* DATASET RECORDS *
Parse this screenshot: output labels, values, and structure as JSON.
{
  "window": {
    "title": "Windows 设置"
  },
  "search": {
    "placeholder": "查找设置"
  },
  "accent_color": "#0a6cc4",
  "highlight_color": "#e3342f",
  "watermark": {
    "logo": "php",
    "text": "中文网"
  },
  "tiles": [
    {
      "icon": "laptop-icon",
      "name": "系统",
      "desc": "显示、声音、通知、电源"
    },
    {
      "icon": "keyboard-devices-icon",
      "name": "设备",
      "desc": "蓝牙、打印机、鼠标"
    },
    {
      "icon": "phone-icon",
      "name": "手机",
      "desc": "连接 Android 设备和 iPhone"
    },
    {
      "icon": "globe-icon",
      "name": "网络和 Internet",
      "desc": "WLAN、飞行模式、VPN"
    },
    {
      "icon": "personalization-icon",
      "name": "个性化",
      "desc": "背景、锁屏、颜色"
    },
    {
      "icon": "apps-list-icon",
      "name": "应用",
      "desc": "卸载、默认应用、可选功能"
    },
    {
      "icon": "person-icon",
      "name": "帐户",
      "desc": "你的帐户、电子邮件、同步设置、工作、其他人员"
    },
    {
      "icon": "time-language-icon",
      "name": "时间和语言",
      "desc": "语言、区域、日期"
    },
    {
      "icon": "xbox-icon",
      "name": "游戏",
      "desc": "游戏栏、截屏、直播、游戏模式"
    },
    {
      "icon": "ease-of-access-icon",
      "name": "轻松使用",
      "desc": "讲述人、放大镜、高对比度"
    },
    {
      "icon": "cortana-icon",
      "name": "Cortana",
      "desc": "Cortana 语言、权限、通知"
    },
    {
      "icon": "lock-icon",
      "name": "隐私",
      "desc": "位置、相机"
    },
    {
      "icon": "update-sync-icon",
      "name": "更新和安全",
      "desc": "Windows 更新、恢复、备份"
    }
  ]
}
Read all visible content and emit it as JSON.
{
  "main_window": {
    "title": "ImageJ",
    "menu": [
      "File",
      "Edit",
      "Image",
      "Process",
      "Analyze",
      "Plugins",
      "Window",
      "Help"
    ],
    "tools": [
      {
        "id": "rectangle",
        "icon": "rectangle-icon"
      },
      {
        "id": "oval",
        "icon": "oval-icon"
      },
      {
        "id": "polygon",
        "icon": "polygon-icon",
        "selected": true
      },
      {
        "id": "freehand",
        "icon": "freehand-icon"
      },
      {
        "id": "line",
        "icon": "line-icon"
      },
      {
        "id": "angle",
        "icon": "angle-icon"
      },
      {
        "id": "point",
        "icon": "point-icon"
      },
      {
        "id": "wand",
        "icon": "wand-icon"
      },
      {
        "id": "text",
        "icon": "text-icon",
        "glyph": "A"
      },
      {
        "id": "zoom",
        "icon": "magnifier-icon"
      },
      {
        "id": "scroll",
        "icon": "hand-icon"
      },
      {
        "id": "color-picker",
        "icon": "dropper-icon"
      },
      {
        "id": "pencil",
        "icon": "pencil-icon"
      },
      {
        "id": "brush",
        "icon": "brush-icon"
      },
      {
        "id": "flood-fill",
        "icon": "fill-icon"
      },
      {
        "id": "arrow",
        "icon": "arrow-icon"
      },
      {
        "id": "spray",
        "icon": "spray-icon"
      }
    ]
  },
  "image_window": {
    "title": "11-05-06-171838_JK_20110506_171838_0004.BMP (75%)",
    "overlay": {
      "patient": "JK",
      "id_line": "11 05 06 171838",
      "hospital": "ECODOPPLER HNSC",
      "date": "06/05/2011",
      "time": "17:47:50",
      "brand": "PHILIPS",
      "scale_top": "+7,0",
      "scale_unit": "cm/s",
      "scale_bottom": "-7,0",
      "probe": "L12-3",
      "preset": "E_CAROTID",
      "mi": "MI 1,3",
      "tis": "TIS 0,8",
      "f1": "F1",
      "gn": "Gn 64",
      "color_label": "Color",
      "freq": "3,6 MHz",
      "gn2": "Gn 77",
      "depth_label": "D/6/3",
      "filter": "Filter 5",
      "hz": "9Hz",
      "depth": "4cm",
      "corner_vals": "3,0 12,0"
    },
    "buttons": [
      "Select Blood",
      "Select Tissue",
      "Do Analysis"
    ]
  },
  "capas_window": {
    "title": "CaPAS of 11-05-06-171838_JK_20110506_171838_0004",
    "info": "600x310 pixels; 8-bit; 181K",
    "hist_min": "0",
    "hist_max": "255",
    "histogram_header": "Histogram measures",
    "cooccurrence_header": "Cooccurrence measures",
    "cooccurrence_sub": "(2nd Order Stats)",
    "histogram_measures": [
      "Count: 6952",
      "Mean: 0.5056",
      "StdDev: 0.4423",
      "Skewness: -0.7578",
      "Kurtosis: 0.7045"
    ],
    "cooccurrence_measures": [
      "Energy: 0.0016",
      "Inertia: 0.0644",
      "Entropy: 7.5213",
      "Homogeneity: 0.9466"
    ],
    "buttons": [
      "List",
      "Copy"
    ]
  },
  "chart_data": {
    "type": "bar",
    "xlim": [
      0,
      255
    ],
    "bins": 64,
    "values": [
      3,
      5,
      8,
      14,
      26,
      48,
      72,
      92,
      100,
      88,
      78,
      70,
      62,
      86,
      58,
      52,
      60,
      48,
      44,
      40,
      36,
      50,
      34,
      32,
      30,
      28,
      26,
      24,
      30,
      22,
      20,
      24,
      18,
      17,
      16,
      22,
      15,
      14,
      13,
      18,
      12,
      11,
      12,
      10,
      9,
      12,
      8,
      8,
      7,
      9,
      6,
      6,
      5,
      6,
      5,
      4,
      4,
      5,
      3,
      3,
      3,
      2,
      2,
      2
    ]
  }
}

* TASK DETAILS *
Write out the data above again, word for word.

* PROBLEM SOLUTION *
Parse this screenshot: output labels, values, and structure as JSON.
{
  "window": {
    "title": "Windows 设置"
  },
  "search": {
    "placeholder": "查找设置"
  },
  "accent_color": "#0a6cc4",
  "highlight_color": "#e3342f",
  "watermark": {
    "logo": "php",
    "text": "中文网"
  },
  "tiles": [
    {
      "icon": "laptop-icon",
      "name": "系统",
      "desc": "显示、声音、通知、电源"
    },
    {
      "icon": "keyboard-devices-icon",
      "name": "设备",
      "desc": "蓝牙、打印机、鼠标"
    },
    {
      "icon": "phone-icon",
      "name": "手机",
      "desc": "连接 Android 设备和 iPhone"
    },
    {
      "icon": "globe-icon",
      "name": "网络和 Internet",
      "desc": "WLAN、飞行模式、VPN"
    },
    {
      "icon": "personalization-icon",
      "name": "个性化",
      "desc": "背景、锁屏、颜色"
    },
    {
      "icon": "apps-list-icon",
      "name": "应用",
      "desc": "卸载、默认应用、可选功能"
    },
    {
      "icon": "person-icon",
      "name": "帐户",
      "desc": "你的帐户、电子邮件、同步设置、工作、其他人员"
    },
    {
      "icon": "time-language-icon",
      "name": "时间和语言",
      "desc": "语言、区域、日期"
    },
    {
      "icon": "xbox-icon",
      "name": "游戏",
      "desc": "游戏栏、截屏、直播、游戏模式"
    },
    {
      "icon": "ease-of-access-icon",
      "name": "轻松使用",
      "desc": "讲述人、放大镜、高对比度"
    },
    {
      "icon": "cortana-icon",
      "name": "Cortana",
      "desc": "Cortana 语言、权限、通知"
    },
    {
      "icon": "lock-icon",
      "name": "隐私",
      "desc": "位置、相机"
    },
    {
      "icon": "update-sync-icon",
      "name": "更新和安全",
      "desc": "Windows 更新、恢复、备份"
    }
  ]
}
Read all visible content and emit it as JSON.
{
  "main_window": {
    "title": "ImageJ",
    "menu": [
      "File",
      "Edit",
      "Image",
      "Process",
      "Analyze",
      "Plugins",
      "Window",
      "Help"
    ],
    "tools": [
      {
        "id": "rectangle",
        "icon": "rectangle-icon"
      },
      {
        "id": "oval",
        "icon": "oval-icon"
      },
      {
        "id": "polygon",
        "icon": "polygon-icon",
        "selected": true
      },
      {
        "id": "freehand",
        "icon": "freehand-icon"
      },
      {
        "id": "line",
        "icon": "line-icon"
      },
      {
        "id": "angle",
        "icon": "angle-icon"
      },
      {
        "id": "point",
        "icon": "point-icon"
      },
      {
        "id": "wand",
        "icon": "wand-icon"
      },
      {
        "id": "text",
        "icon": "text-icon",
        "glyph": "A"
      },
      {
        "id": "zoom",
        "icon": "magnifier-icon"
      },
      {
        "id": "scroll",
        "icon": "hand-icon"
      },
      {
        "id": "color-picker",
        "icon": "dropper-icon"
      },
      {
        "id": "pencil",
        "icon": "pencil-icon"
      },
      {
        "id": "brush",
        "icon": "brush-icon"
      },
      {
        "id": "flood-fill",
        "icon": "fill-icon"
      },
      {
        "id": "arrow",
        "icon": "arrow-icon"
      },
      {
        "id": "spray",
        "icon": "spray-icon"
      }
    ]
  },
  "image_window": {
    "title": "11-05-06-171838_JK_20110506_171838_0004.BMP (75%)",
    "overlay": {
      "patient": "JK",
      "id_line": "11 05 06 171838",
      "hospital": "ECODOPPLER HNSC",
      "date": "06/05/2011",
      "time": "17:47:50",
      "brand": "PHILIPS",
      "scale_top": "+7,0",
      "scale_unit": "cm/s",
      "scale_bottom": "-7,0",
      "probe": "L12-3",
      "preset": "E_CAROTID",
      "mi": "MI 1,3",
      "tis": "TIS 0,8",
      "f1": "F1",
      "gn": "Gn 64",
      "color_label": "Color",
      "freq": "3,6 MHz",
      "gn2": "Gn 77",
      "depth_label": "D/6/3",
      "filter": "Filter 5",
      "hz": "9Hz",
      "depth": "4cm",
      "corner_vals": "3,0 12,0"
    },
    "buttons": [
      "Select Blood",
      "Select Tissue",
      "Do Analysis"
    ]
  },
  "capas_window": {
    "title": "CaPAS of 11-05-06-171838_JK_20110506_171838_0004",
    "info": "600x310 pixels; 8-bit; 181K",
    "hist_min": "0",
    "hist_max": "255",
    "histogram_header": "Histogram measures",
    "cooccurrence_header": "Cooccurrence measures",
    "cooccurrence_sub": "(2nd Order Stats)",
    "histogram_measures": [
      "Count: 6952",
      "Mean: 0.5056",
      "StdDev: 0.4423",
      "Skewness: -0.7578",
      "Kurtosis: 0.7045"
    ],
    "cooccurrence_measures": [
      "Energy: 0.0016",
      "Inertia: 0.0644",
      "Entropy: 7.5213",
      "Homogeneity: 0.9466"
    ],
    "buttons": [
      "List",
      "Copy"
    ]
  },
  "chart_data": {
    "type": "bar",
    "xlim": [
      0,
      255
    ],
    "bins": 64,
    "values": [
      3,
      5,
      8,
      14,
      26,
      48,
      72,
      92,
      100,
      88,
      78,
      70,
      62,
      86,
      58,
      52,
      60,
      48,
      44,
      40,
      36,
      50,
      34,
      32,
      30,
      28,
      26,
      24,
      30,
      22,
      20,
      24,
      18,
      17,
      16,
      22,
      15,
      14,
      13,
      18,
      12,
      11,
      12,
      10,
      9,
      12,
      8,
      8,
      7,
      9,
      6,
      6,
      5,
      6,
      5,
      4,
      4,
      5,
      3,
      3,
      3,
      2,
      2,
      2
    ]
  }
}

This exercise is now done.